Generally, while public utilities have the right to use municipal streets, that right is always subordinate to the principal purpose of the streets, which is obviously travel. For that reason, where street improvements necessitate it, utilities can be made to remove their facilities from the public streets. Tennessee follows the common law rule that in the absence of a statute providing otherwise, public utilities must remove their facilities at their own expense [Pack v. Southern Bell Tel. & Tel. Co., 387 S.W.2d 789 (1965); State v. Southern Bell Tel. & Tel. Co., 319 S.W.2d 90 (1958) (cert. denied by U.S. Supreme Court, Memphis Transit Co v. Tennessee ex rel Leech, 359 U.S. 1011 (1959)); Bristol Tenn. Housing Authority v. Bristol Gas Corp., 407 S.W.2d 681 (1966); Metropolitan Development and Housing Agency v. South Central Bell Telephone Co., 562 S.W.2d 438 (Tenn. App. 1978)].
T.C.A. §§ 54-5-804 et seq. provides for the state's payment of the costs of utility relocation with respect to "public highways." The definition of "public highway" within the meaning of that statute is a state highway forming part of the state highway or interstate system, and includes municipal streets that are part of those systems. T.C.A. § 54-5-802(5). Eligibility for utility relocation reimbursement under T.C.A. § 54-5-804 hinges on the utility's compliance with certain provisions of that statute and of T.C.A. § 54-5-854, the latter of which generally relates to the timely removal of the utility's infrastructure. In addition, reimbursement is conditioned upon the costs of that statute being funded and appropriated by the General Assembly.
T.C.A. § 54-22-101, also creates a presumptive right-of-way width under certain conditions "[w]herever the state proposes to improve a section of an existing two (2) lane undivided public road [Emphasis mine]. In addition, that statute provides that the state is responsible for the relocation of both above ground and underground utilities located entirely within that presumptive right of way. However, T.C.A. § 1-3-105 defines the terms used in the T.C.A. The word "Road" "includes public bridges and may be held equivalent to the words ‘county way,’ ‘county road,’ or ‘state road’ [Subsection (27)]. For that reason, that statute probably does not apply to municipal streets.

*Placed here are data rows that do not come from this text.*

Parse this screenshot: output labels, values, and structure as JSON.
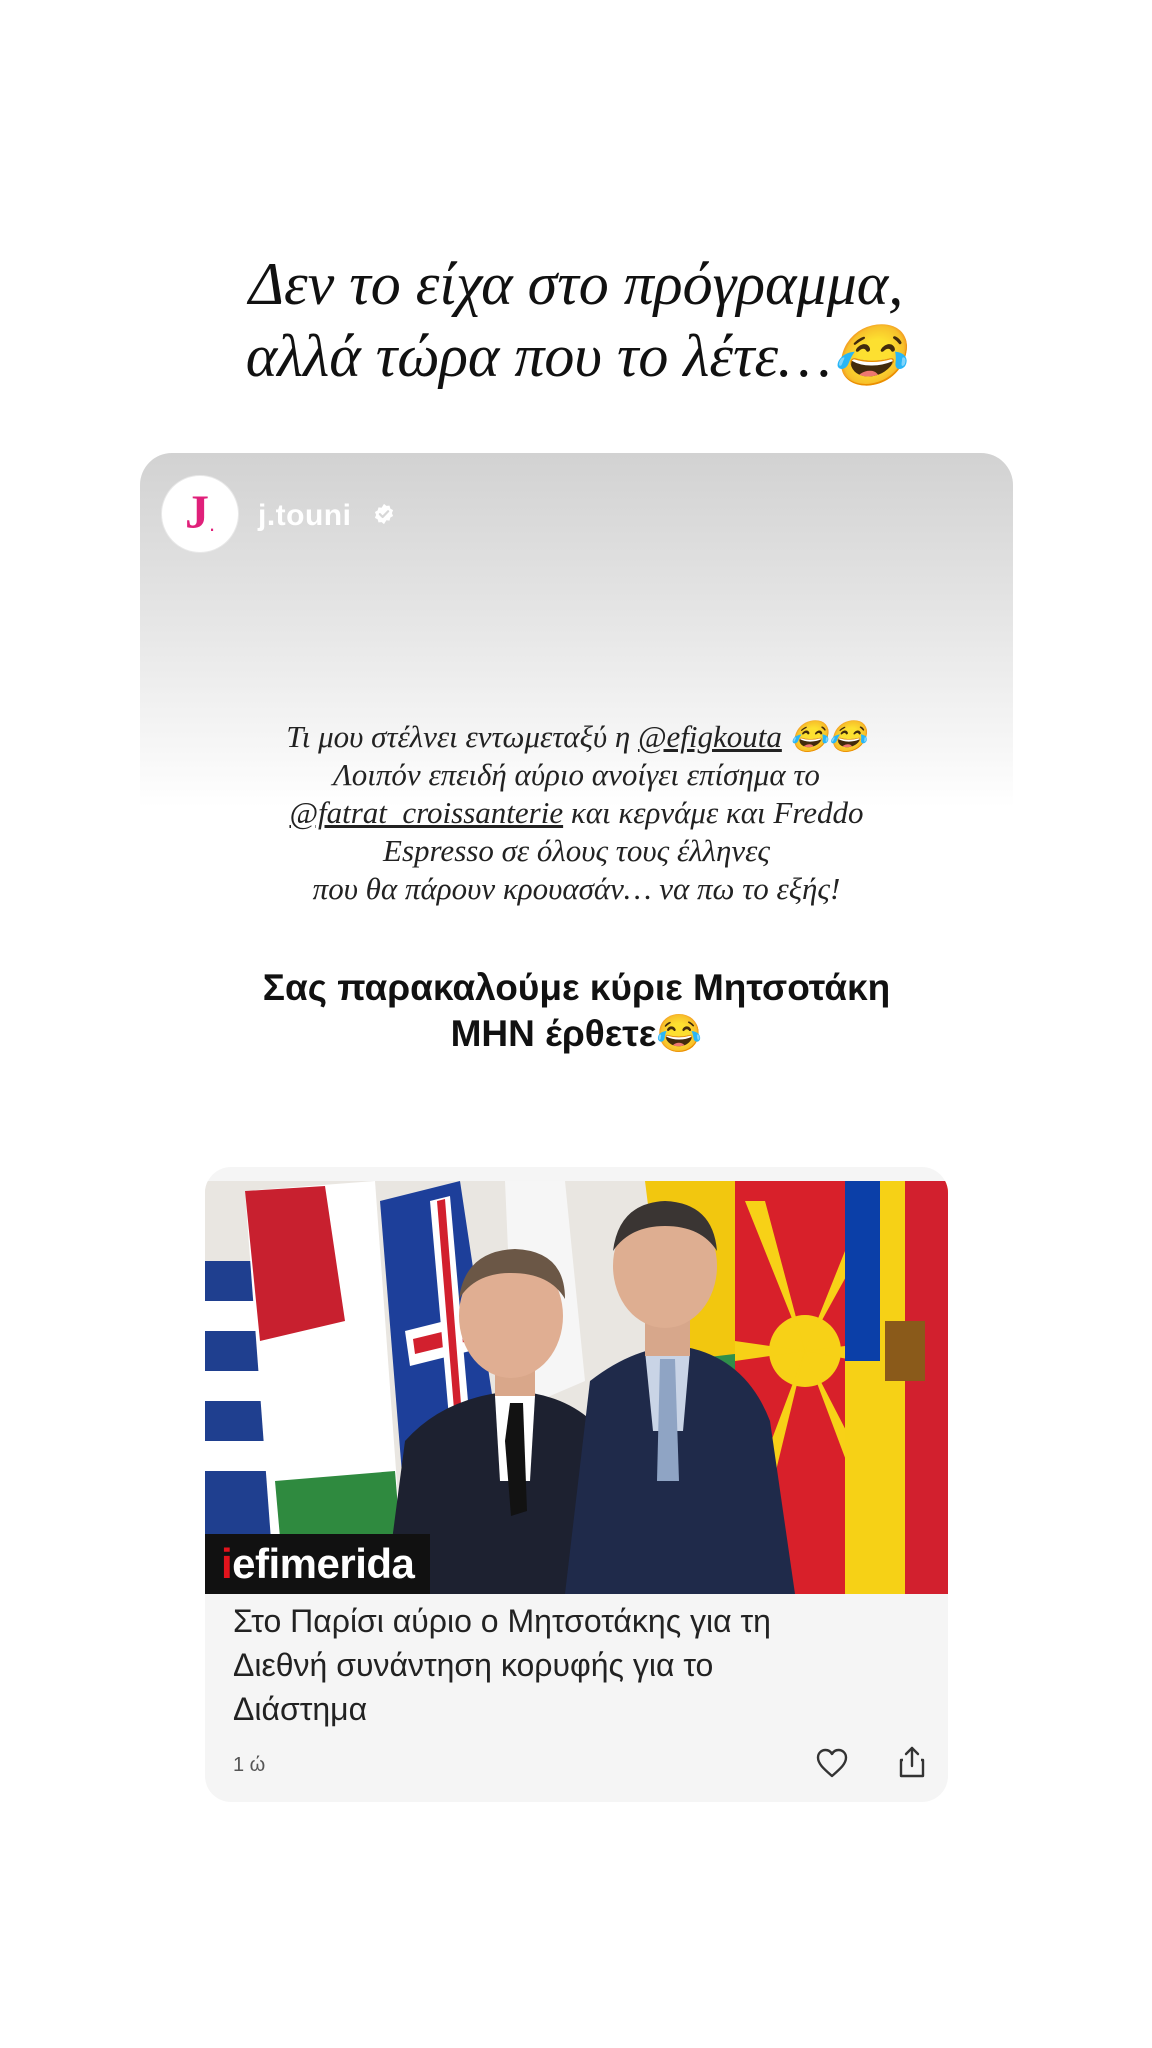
{
  "caption": {
    "line1": "Δεν το είχα στο πρόγραμμα,",
    "line2": "αλλά τώρα που το λέτε…😂"
  },
  "story": {
    "avatar_letter": "J",
    "avatar_dot": ".",
    "username": "j.touni",
    "verified_icon": "verified-badge-icon",
    "text_line1_a": "Τι μου στέλνει εντωμεταξύ η ",
    "text_line1_mention": "@efigkouta",
    "text_line1_b": " 😂😂",
    "text_line2": "Λοιπόν επειδή αύριο ανοίγει επίσημα το",
    "text_line3_mention": "@fatrat_croissanterie",
    "text_line3_b": " και κερνάμε και Freddo",
    "text_line4": "Espresso σε όλους τους έλληνες",
    "text_line5": "που θα πάρουν κρουασάν… να πω το εξής!",
    "headline_line1": "Σας παρακαλούμε κύριε Μητσοτάκη",
    "headline_line2": "ΜΗΝ έρθετε😂"
  },
  "news": {
    "source_accent": "i",
    "source_rest": "efimerida",
    "image_subject": "two-leaders-in-front-of-flags",
    "title_line1": "Στο Παρίσι αύριο ο Μητσοτάκης για τη",
    "title_line2": "Διεθνή συνάντηση κορυφής για το",
    "title_line3": "Διάστημα",
    "time": "1 ώ",
    "like_icon": "heart-icon",
    "share_icon": "share-icon"
  },
  "colors": {
    "brand_pink": "#e0207a",
    "source_red": "#e2131c",
    "card_gray": "#f5f5f5"
  }
}
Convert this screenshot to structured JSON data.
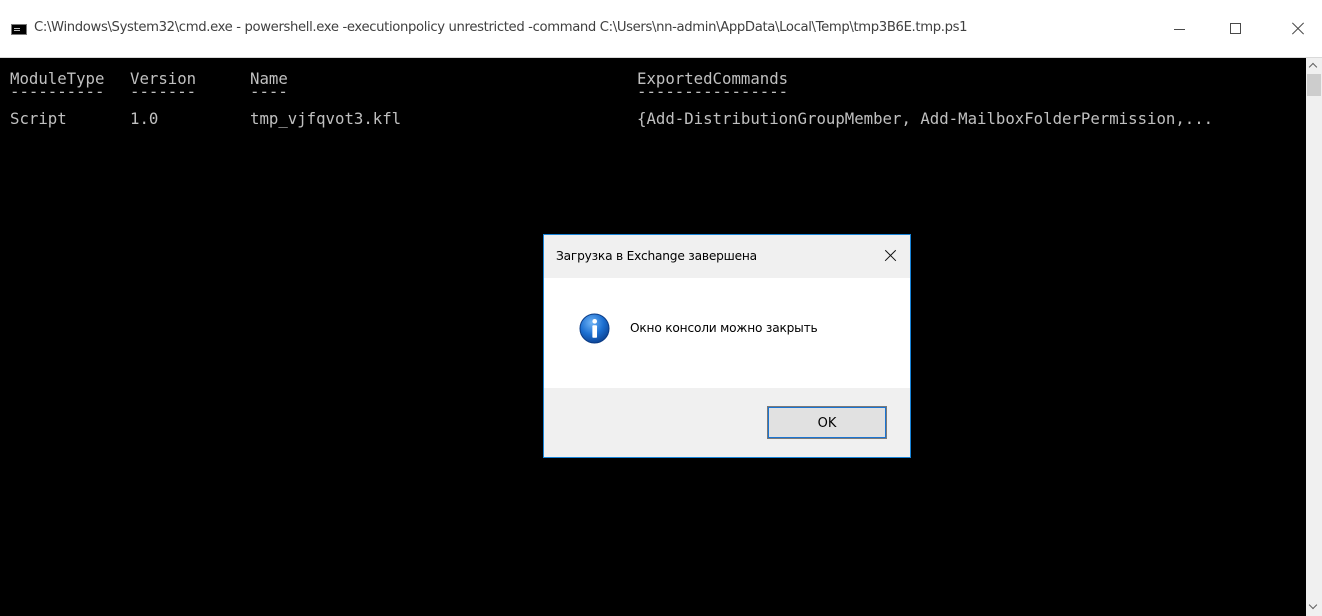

Nothing in the context of T.C.A. § 54-22-101 indicates that "public road" includes a municipal street. Indeed, an unsuccessful attempt was made several years ago to amend that statute to add municipal streets to its coverage.